New Gout Drug Twice as Effective
Febuxostat More Effective at Reducing Uric Acid Levels Than Standard Gout Drug
WebMD News Archive
Nov. 16, 2005 -- A new treatment for gout is at
least twice as effective at lowering uric acid levels as the standard drug
allopurinol, according to results from the longest and largest trial of such
drugs ever conducted.
The drug, febuxostat, will likely be the first new agent available to treat
gout in more than 40 years, says researcher Robert L. Wortmann, MD, professor
and chairman of the department of rheumatology at the University of Oklahoma in
Exactly when the new drug will be approved is not known, but "personally
I am optimistic," he says.
The research was presented at the annual meeting of the American College of
Rheumatology in San Diego.
Lowering Uric Acid Is Key to Gout Control
Affecting more than 5 million Americans, gout is a chronic arthritic
condition characterized by "flares" of intense pain, redness,
inflammation, and warmth in the affected joint. Typically, symptoms begin in
the big toe, but gout may strike other joints.
Gout is caused by an accumulation of uric acid crystals in the affected
joint(s). As the disease progresses, these flares may become more frequent and
patients may develop joint deformity and large deposits of crystals, which can
become visible under the skin (called tophi).
Uric acid is found naturally in the body. In gout, there is generally a
problem with either too much production of uric acid or problems in getting rid
of the uric acid, or both.
"When you have gout, there's too much uric acid in the body,"
Wortmann explains to WebMD. "Uric acid is like matches, and for some
reason, one of these matches strike and you get a hot foot."
"We treat the fire with anti-inflammatory drugs or colchicine right away
because if not, more matches will catch and the fire will get worse," he
explains. Though "these medications can put out the fire, it doesn't get
rid of the matches so they still can strike."
Enter febuxostat and allopurinol. And getting rid of these matches is what
febuxostat appears to do more effectively than allopurinol, according to the
Febuxostat Hits Target
In the 28-week study, 1,067 people with gout received either placebo (fake)
pills, allopurinol, or one of three doses of febuxostat (80, 120, or 240
milligrams). At all three doses, the new agent was more effective at bringing
uric acid levels down than allopurinol and placebo.
By the end of the study, 48% of people who took 80 milligrams of febuxostat
a day hit their target uric acid level, as did 65% of those taking 120

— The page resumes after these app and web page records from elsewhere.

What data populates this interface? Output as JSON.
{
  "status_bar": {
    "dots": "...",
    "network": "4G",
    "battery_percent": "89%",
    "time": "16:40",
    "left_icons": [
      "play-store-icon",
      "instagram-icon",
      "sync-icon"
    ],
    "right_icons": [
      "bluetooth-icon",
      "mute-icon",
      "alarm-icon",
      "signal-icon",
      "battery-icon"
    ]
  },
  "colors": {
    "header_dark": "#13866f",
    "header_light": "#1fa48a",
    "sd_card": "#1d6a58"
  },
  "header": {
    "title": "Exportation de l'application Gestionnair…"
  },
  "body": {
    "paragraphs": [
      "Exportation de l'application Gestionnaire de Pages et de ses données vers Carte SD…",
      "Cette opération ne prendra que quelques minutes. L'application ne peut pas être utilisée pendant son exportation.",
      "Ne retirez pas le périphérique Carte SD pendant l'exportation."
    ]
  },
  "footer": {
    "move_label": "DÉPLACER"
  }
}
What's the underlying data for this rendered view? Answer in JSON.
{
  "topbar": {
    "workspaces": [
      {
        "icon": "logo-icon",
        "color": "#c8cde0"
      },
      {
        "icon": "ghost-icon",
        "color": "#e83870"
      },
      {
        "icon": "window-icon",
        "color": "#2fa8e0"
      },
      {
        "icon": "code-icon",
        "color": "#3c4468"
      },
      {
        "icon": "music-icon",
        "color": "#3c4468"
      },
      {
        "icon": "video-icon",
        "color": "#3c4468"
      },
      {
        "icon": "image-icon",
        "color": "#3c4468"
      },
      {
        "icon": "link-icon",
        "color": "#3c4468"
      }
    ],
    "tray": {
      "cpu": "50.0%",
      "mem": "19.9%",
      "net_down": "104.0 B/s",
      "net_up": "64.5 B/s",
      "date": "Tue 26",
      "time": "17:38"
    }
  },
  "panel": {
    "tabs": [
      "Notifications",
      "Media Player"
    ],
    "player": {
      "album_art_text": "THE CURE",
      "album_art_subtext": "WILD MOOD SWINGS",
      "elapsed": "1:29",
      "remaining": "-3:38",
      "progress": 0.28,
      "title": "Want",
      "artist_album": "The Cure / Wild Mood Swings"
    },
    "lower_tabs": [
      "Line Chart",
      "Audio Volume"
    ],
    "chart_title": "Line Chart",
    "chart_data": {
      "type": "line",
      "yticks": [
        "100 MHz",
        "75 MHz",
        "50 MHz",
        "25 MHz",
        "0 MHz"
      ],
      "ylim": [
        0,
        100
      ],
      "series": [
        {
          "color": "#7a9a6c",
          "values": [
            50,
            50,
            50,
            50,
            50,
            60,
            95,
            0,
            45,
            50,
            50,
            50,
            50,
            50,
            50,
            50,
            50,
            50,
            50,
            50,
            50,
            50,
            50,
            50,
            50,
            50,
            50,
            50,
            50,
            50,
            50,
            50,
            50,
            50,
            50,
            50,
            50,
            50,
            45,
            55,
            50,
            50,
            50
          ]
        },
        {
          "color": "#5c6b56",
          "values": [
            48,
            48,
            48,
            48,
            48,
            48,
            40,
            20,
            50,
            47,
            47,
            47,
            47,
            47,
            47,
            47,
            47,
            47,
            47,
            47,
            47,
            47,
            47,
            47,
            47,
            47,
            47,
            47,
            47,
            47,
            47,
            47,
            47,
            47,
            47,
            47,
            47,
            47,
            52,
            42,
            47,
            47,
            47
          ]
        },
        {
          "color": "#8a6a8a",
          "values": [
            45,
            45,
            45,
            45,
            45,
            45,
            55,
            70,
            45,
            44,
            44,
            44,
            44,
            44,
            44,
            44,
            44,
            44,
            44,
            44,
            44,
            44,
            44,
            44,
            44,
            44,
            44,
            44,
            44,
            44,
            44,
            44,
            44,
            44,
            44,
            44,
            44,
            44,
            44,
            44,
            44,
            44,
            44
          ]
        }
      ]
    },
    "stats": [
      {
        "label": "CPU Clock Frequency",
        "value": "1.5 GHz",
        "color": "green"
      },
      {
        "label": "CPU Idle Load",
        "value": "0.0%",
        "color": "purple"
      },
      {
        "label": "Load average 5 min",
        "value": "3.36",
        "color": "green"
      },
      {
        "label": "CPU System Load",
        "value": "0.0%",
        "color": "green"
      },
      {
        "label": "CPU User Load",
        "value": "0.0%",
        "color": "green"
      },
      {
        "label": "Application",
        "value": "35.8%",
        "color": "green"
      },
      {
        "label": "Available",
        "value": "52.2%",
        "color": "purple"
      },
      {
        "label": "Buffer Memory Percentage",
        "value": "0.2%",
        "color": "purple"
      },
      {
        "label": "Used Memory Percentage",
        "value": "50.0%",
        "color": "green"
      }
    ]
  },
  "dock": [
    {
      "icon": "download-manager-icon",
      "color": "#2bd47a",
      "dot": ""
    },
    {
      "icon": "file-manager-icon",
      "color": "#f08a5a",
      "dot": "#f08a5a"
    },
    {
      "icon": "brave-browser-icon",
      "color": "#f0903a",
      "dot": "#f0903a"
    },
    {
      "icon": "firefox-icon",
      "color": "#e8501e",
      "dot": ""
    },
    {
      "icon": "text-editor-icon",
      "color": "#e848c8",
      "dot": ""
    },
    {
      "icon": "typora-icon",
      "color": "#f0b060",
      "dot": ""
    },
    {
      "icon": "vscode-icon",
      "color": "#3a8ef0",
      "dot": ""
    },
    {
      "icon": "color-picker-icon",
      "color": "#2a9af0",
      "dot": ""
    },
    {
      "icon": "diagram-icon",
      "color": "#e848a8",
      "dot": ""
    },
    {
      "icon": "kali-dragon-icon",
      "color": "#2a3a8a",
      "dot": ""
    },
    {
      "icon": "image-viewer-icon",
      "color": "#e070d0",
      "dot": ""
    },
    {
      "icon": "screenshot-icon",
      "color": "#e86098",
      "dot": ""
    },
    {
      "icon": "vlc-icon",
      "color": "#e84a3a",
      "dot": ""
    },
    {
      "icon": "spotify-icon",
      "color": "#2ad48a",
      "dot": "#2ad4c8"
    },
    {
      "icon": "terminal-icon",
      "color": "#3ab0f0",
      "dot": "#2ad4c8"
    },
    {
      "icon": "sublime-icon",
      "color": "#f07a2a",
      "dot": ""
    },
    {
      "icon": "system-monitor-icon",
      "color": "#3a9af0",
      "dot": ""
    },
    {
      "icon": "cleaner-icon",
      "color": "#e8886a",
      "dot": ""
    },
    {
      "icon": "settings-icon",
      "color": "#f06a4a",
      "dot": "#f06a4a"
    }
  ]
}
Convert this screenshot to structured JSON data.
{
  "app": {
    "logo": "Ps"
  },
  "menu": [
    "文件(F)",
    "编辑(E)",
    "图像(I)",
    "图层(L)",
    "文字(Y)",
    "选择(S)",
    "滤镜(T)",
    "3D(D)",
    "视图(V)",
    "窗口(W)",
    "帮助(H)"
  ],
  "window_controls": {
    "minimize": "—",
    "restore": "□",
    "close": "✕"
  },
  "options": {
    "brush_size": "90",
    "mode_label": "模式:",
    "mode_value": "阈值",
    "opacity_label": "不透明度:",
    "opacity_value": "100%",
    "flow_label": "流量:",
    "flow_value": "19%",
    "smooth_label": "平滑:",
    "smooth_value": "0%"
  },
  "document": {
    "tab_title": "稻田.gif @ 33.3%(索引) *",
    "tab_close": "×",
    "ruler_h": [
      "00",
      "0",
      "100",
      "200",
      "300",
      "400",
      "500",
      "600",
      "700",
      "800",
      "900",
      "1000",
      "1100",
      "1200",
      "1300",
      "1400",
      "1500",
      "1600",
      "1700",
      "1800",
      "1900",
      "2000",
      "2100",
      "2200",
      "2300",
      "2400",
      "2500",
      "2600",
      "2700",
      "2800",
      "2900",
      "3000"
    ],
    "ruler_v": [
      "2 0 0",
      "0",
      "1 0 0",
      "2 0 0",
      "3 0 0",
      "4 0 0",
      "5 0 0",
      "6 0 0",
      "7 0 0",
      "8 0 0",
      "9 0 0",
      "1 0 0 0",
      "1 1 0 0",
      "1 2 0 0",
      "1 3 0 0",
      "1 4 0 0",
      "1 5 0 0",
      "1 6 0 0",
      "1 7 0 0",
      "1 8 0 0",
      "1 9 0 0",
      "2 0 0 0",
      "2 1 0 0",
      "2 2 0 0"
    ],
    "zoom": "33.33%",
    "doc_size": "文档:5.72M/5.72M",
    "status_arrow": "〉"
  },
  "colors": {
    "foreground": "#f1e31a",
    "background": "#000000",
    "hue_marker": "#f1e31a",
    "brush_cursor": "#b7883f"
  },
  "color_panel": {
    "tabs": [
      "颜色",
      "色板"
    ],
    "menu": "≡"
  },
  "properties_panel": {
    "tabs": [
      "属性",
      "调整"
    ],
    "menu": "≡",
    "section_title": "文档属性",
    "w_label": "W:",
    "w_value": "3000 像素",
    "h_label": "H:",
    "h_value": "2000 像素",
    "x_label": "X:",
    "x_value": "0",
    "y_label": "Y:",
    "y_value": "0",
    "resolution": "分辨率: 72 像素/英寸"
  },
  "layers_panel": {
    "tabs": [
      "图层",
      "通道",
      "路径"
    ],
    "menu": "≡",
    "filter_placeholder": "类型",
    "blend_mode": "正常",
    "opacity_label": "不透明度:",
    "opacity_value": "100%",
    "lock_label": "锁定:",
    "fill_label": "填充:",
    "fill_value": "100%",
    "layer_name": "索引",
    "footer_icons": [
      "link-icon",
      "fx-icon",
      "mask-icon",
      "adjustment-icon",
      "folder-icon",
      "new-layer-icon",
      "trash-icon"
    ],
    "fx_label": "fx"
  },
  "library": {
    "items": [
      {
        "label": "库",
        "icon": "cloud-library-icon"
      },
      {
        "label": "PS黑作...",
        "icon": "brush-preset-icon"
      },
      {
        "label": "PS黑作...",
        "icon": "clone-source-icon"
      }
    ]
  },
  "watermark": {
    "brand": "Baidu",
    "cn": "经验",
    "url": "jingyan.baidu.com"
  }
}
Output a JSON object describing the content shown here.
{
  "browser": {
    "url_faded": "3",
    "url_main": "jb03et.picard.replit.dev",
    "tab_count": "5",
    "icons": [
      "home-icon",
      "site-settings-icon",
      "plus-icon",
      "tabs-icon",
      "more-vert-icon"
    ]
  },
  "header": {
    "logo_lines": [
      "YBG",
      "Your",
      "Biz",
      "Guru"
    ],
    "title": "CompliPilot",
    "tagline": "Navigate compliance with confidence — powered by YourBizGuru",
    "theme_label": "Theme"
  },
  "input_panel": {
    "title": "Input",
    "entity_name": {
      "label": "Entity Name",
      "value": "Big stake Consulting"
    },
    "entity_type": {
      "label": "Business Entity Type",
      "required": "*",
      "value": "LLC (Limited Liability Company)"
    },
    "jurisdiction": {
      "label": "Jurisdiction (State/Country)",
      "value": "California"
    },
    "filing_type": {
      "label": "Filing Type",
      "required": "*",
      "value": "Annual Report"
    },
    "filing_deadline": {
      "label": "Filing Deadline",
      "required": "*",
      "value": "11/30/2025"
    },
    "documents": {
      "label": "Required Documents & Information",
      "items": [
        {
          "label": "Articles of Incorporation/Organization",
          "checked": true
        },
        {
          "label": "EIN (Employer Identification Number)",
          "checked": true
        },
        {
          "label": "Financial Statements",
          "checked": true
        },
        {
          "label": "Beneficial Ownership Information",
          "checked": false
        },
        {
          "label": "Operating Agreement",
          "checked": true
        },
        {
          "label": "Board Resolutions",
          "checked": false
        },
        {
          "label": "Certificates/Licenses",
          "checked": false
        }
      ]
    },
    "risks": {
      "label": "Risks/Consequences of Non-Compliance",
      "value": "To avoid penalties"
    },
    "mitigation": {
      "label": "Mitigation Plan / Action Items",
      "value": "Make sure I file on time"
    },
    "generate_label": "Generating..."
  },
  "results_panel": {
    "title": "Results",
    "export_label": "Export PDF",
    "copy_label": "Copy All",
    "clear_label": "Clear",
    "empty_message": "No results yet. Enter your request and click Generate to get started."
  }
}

milligrams per day and 69% of those taking 240 milligrams per day. By contrast,
just 22% of participants taking allpurinol hit their mark, and zero people in
the placebo group did. What's more, side effects were equal across all
Like allopurinol, febuxostat would be a maintenance medication for gout.